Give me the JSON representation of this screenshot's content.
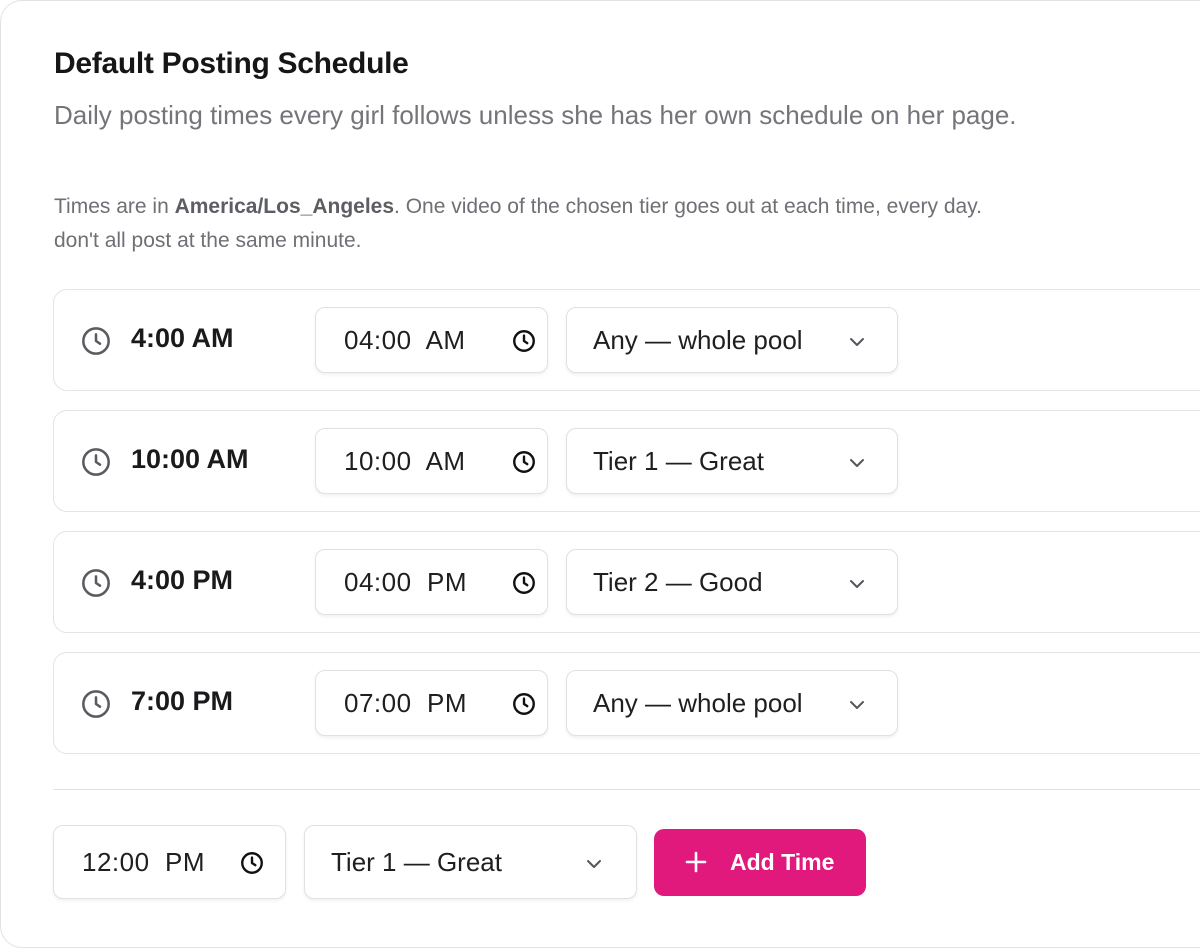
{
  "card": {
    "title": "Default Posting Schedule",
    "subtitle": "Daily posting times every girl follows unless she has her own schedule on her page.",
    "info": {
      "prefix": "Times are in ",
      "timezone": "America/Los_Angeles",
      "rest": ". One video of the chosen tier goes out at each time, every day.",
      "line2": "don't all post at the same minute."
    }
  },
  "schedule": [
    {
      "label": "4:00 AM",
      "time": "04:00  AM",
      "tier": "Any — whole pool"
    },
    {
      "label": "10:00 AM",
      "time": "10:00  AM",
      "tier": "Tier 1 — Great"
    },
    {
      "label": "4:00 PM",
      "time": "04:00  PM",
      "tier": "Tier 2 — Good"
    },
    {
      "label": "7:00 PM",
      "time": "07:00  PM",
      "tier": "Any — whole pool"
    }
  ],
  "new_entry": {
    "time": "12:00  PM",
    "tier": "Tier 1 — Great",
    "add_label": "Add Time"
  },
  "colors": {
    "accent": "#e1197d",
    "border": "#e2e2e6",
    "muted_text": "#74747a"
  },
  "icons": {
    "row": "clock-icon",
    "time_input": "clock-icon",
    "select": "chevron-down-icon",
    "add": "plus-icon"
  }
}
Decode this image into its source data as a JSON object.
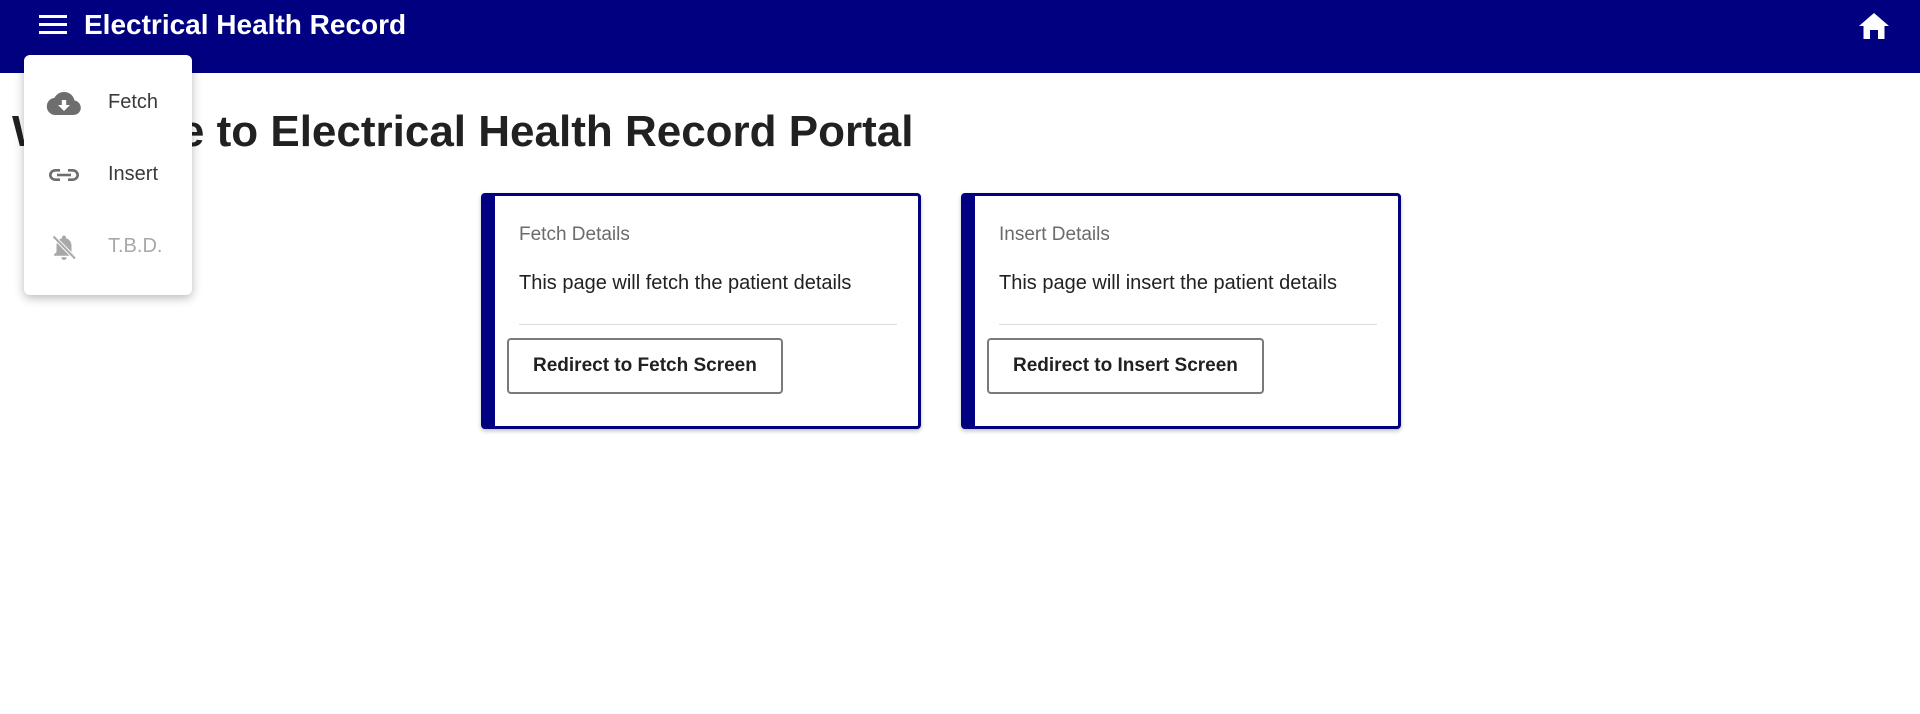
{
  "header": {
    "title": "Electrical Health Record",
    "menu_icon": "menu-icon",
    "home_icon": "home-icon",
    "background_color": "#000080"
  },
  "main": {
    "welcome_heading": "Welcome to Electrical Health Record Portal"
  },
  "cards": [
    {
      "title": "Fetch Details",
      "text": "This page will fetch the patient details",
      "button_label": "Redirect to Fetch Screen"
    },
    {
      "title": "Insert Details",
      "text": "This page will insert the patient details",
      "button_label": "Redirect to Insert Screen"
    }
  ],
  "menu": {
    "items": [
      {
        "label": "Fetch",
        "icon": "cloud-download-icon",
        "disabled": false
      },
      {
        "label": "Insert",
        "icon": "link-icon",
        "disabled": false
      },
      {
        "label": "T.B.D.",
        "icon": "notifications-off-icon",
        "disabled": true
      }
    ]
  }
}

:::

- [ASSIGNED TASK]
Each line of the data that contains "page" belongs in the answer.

- [OUTPUT FOR THIS EXERCISE]
    "subtitle": "Daily posting times every girl follows unless she has her own schedule on her page.",
      "text": "This page will fetch the patient details",
      "text": "This page will insert the patient details",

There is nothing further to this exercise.